The Cancer Core Recovery Project is an organization whose mission is to help individuals recovering from cancer overcome their body’s new limitations post surgery and treatment so they can live a better quality of life.
Emilee created the Cancer Core Recovery Project after her own battle with Stage III C ovarian cancer. While struggling with a new ileostomy, incontinence and internal tissue damage from previous cancer surgeries and radiation (from as far back as her early childhood), she returned to work as a Pilates and movement educator.
She was frustrated to find limited resources locally about how to exercise safely with an ileostomy bag. Teaching Pilates, yoga and as a movement educator for 18 years, Emilee understood the human body.
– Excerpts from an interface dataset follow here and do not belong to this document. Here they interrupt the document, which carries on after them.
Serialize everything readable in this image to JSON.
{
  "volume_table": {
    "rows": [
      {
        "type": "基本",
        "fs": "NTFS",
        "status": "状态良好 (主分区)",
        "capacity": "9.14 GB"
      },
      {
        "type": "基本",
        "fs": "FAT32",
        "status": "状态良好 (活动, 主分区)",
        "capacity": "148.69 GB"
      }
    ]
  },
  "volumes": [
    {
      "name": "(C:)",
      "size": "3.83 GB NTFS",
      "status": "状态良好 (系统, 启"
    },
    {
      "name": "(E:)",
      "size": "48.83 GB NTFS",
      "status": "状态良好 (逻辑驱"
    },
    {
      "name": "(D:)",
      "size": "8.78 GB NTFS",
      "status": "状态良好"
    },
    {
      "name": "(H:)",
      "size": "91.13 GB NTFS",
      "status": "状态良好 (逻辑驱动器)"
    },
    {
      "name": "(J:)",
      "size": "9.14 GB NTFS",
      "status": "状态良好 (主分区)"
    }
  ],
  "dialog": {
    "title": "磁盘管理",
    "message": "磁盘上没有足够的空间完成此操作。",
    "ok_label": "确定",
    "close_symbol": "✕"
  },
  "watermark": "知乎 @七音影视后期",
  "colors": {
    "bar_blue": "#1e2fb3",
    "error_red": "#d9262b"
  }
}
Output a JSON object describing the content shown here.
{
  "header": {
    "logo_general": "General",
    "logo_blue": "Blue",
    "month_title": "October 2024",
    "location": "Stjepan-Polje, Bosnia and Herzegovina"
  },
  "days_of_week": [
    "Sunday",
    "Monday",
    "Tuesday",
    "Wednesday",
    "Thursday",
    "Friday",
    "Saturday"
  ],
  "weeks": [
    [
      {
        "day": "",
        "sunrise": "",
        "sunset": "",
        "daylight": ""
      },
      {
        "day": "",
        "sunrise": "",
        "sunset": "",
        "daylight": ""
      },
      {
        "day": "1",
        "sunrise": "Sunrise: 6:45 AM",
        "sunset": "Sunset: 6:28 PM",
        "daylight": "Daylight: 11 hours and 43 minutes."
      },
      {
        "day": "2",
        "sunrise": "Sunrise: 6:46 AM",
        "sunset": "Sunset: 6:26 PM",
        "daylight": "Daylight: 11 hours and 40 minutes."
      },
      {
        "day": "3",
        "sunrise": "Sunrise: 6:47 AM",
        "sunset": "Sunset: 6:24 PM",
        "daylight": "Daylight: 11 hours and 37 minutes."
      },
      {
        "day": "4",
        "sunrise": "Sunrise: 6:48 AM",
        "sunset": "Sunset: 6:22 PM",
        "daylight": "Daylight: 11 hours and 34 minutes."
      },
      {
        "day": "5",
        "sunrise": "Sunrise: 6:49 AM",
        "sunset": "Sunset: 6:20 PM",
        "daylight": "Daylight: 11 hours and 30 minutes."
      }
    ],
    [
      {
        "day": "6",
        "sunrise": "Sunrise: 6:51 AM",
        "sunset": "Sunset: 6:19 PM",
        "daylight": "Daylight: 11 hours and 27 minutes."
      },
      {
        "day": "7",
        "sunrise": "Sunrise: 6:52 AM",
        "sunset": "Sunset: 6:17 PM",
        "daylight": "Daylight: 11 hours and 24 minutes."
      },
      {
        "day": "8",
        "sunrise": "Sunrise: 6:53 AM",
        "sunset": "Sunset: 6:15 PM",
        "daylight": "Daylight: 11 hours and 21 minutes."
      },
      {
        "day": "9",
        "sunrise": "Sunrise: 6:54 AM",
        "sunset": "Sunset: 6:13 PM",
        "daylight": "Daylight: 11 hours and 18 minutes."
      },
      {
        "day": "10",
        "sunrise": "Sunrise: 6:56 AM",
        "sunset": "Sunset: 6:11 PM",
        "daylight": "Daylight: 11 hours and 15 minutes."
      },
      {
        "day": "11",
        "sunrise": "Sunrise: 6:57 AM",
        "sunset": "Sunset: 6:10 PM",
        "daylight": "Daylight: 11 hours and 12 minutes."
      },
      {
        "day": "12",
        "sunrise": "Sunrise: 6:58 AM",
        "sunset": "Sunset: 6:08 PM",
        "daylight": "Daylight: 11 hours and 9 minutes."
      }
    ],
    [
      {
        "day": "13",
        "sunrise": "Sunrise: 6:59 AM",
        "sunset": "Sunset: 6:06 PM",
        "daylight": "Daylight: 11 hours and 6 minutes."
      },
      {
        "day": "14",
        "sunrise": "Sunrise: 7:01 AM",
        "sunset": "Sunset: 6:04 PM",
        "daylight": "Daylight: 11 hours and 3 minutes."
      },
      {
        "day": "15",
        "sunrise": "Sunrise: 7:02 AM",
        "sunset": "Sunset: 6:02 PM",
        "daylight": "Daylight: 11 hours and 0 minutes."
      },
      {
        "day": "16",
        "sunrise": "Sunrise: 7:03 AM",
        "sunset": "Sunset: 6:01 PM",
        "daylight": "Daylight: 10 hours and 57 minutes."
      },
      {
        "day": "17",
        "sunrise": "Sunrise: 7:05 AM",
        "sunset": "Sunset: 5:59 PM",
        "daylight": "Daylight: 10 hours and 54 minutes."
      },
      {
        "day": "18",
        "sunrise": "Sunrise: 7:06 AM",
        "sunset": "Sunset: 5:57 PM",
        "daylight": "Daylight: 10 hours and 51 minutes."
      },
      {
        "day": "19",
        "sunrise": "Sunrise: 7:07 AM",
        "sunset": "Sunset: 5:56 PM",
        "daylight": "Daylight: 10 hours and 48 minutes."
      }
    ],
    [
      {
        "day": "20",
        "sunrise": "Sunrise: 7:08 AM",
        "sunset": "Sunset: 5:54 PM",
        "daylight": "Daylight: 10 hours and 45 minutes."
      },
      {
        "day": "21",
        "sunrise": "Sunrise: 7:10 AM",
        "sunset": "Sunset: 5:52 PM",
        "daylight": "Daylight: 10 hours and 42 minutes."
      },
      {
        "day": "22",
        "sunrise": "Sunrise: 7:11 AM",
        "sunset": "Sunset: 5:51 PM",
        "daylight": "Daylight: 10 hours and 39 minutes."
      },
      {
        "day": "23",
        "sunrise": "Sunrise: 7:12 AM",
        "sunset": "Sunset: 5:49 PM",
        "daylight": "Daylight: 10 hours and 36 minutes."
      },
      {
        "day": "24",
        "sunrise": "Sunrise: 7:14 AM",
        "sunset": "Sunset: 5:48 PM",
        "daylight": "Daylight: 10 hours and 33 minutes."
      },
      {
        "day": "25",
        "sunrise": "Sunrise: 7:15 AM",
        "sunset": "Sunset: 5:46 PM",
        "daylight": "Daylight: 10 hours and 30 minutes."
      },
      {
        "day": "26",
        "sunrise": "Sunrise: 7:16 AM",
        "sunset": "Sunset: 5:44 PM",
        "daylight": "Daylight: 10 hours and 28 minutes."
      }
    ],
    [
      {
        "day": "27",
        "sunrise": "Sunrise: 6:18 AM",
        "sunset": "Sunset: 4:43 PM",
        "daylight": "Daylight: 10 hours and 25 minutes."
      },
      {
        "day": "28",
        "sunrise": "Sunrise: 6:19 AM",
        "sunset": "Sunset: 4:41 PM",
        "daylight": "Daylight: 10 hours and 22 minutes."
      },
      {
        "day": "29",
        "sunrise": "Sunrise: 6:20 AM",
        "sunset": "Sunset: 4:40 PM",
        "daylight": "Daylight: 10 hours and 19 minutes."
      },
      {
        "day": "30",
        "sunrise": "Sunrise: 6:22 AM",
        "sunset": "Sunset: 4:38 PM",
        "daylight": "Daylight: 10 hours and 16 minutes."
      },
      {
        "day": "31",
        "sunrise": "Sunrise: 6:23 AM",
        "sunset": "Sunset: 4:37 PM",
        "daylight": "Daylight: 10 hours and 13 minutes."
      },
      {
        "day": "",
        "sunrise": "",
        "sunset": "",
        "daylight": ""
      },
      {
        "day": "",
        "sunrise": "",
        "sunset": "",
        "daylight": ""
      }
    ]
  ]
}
She was aware that movement was essential for her recovery and improving her quality of life.
Emilee created her own recovery program to get back on her feet and this method became The Cancer Core RecoveryⓇ exercise programs that she teaches to other cancer survivors and the medical professionals who treat them.
The Cancer Core RecoveryⓇ program is uniquely designed for:
- Pelvic Wellness (helps with Incontinence and Pelvic Floor Dysfunction)
- Strengthening Abdominal Muscles
- Individuals living with Ileostomy
- Women who have undergone TRAM Flap Breast Surgery
- Men who have undergone Prostatectomy
- Radiation Therapy Damage
- Increasing Flexibility & Mobility
- Decreasing Anxiety & Fatigue
- Improving Self-Esteem & Body Image
- Helping release fears associated with moving the body after surgery
She recognized that strengthening the core muscle group went way beyond sit ups. Emilee began to research how to safely strengthen the internal muscles deep inside the pelvis, which are difficult to feel and are often overlooked.
The Cancer Core Recovery Project’s research team also focuses on how to improve the quality of life for cancer survivors years down the road.
Many long term side effects such as lower limb lymphedema, osteoporosis and scoliosis (childhood cancer side effect from radiation) can show up months or years post-surgery and treatment.
Although there is no cure and sparse research material for lower limb lymphedema from pelvic and abdominal cancers, current research proves the benefits of movement and exercise.
We seek to bring awareness and encourage more research for women with ovarian cancers and associated late side effects.